“Each of the seven habits teaches skills that are vital to college- and career-readiness, and guidance class is used to intentionally teach how these habits play a role in college- and career-readiness,” Crabtree added.

Science partnerships enforce ‘experience’
While McNeill Elementary’s Leader in Me initiative is just in its second year, the school’s emphasis on science is nothing new.

“We have an abundance of resources that help engage students in the science curriculum,” Ingram said. “We have developed partnerships with Mammoth Cave National Park and Western Kentucky University, and we take advantage of all opportunities to bring in programs into the school.”

Yusk is in her 15 years of teaching and sixth at McNeill Elementary.
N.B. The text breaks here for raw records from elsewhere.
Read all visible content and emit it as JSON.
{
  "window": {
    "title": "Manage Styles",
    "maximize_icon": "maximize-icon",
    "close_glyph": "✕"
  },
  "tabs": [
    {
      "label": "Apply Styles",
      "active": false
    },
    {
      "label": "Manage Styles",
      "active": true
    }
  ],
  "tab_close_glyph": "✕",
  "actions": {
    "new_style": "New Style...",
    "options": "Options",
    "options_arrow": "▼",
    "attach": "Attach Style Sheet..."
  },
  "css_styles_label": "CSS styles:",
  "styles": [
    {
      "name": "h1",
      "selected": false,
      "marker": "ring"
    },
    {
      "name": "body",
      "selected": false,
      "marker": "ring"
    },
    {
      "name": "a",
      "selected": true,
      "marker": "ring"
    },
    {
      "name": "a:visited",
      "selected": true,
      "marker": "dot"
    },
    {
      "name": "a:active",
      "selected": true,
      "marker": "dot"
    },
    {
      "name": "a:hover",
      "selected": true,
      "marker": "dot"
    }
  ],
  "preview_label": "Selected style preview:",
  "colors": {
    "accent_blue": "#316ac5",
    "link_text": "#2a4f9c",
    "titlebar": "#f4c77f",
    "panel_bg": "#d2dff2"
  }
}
She said the school has had a science lab for 12 years.

“Every week, Mina Doerner, a dedicated parent volunteer, and I set up the lab with hands-on activities that can be modified and adapted for grades kindergarten through 5th grade,” Yusk said. “The students love going to the lab to investigate and discover something new.”

Yusk said the school’s PTA purchased most of the supplies needed for the science lab.

When partnering with Mammoth Cave National Park, the school brings in a park ranger once a month to give students outdoor educational experiences that correlate with the content in the school’s curriculum, Yusk said.

This is the first year the school has partnered with Western Kentucky University in a districtwide initiative.

“Our school system is working with the Western Kentucky Center for Environmental Education and Sustainability to educate all our teachers on how to bring science alive to our students,” Yusk said. “The center is working on this by offering professional development activities and other resources for our schools.

“McNeill has dedicated science teachers that provide authentic learning experiences for our children,” Yusk added. “The science concepts are built upon from kindergarten on through the 5th grade. Science can’t be learned from a book; it has to be experienced.”

Marsha Ingram,, (270) 746-2260